◆ What you need to do
Word for word, restate every record, though not the pictures.

(Website and app data records)
────────

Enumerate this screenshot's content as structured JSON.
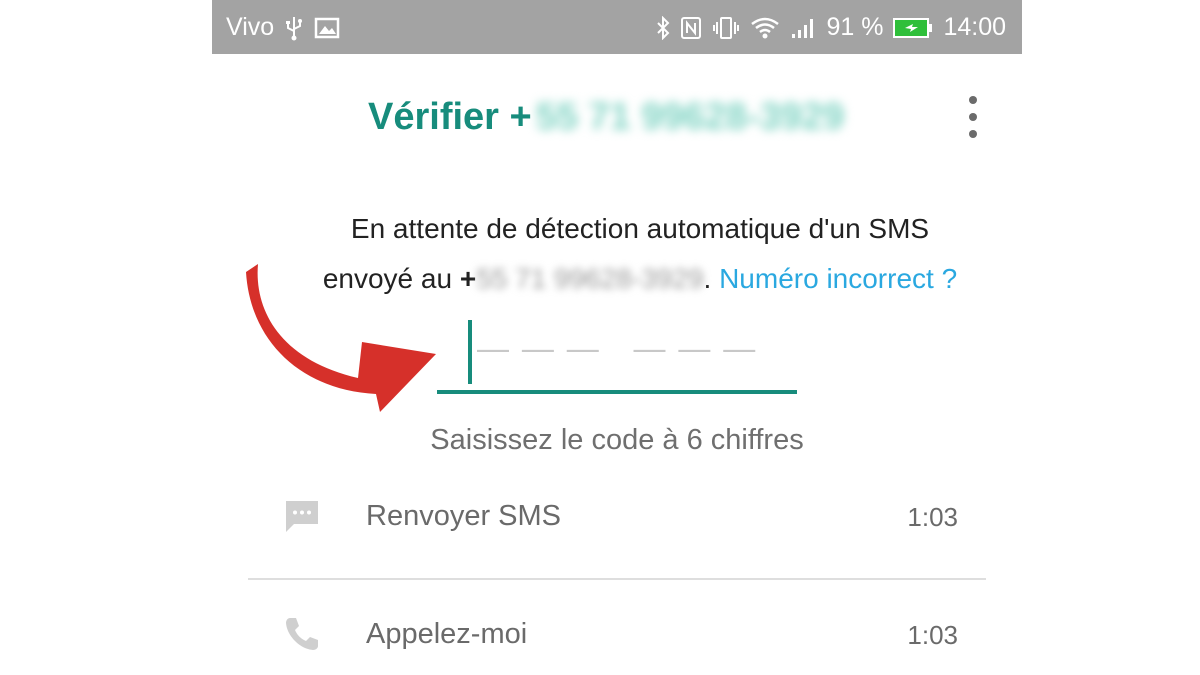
{
  "status_bar": {
    "carrier": "Vivo",
    "battery": "91 %",
    "time": "14:00",
    "icons": [
      "usb-icon",
      "gallery-icon",
      "bluetooth-icon",
      "nfc-icon",
      "vibrate-icon",
      "wifi-icon",
      "signal-icon",
      "battery-charging-icon"
    ]
  },
  "header": {
    "title_prefix": "Vérifier +",
    "title_number": "55 71 99628-3929",
    "menu_icon": "more-vert-icon"
  },
  "message": {
    "line1": "En attente de détection automatique d'un SMS",
    "line2_prefix": "envoyé au ",
    "plus": "+",
    "number": "55 71 99628-3929",
    "period": ".",
    "link": "Numéro incorrect ?"
  },
  "code_input": {
    "placeholder": "— — —   — — —"
  },
  "hint": "Saisissez le code à 6 chiffres",
  "options": [
    {
      "label": "Renvoyer SMS",
      "time": "1:03",
      "icon": "message-icon"
    },
    {
      "label": "Appelez-moi",
      "time": "1:03",
      "icon": "phone-icon"
    }
  ],
  "colors": {
    "accent": "#178c7c",
    "link": "#2aa8e0",
    "arrow": "#d6302a",
    "status_bar": "#a3a3a3"
  }
}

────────

◆ Response to this task
Enumerate this screenshot's content as structured JSON.
{
  "status_bar": {
    "carrier": "Vivo",
    "battery": "91 %",
    "time": "14:00",
    "icons": [
      "usb-icon",
      "gallery-icon",
      "bluetooth-icon",
      "nfc-icon",
      "vibrate-icon",
      "wifi-icon",
      "signal-icon",
      "battery-charging-icon"
    ]
  },
  "header": {
    "title_prefix": "Vérifier +",
    "title_number": "55 71 99628-3929",
    "menu_icon": "more-vert-icon"
  },
  "message": {
    "line1": "En attente de détection automatique d'un SMS",
    "line2_prefix": "envoyé au ",
    "plus": "+",
    "number": "55 71 99628-3929",
    "period": ".",
    "link": "Numéro incorrect ?"
  },
  "code_input": {
    "placeholder": "— — —   — — —"
  },
  "hint": "Saisissez le code à 6 chiffres",
  "options": [
    {
      "label": "Renvoyer SMS",
      "time": "1:03",
      "icon": "message-icon"
    },
    {
      "label": "Appelez-moi",
      "time": "1:03",
      "icon": "phone-icon"
    }
  ],
  "colors": {
    "accent": "#178c7c",
    "link": "#2aa8e0",
    "arrow": "#d6302a",
    "status_bar": "#a3a3a3"
  }
}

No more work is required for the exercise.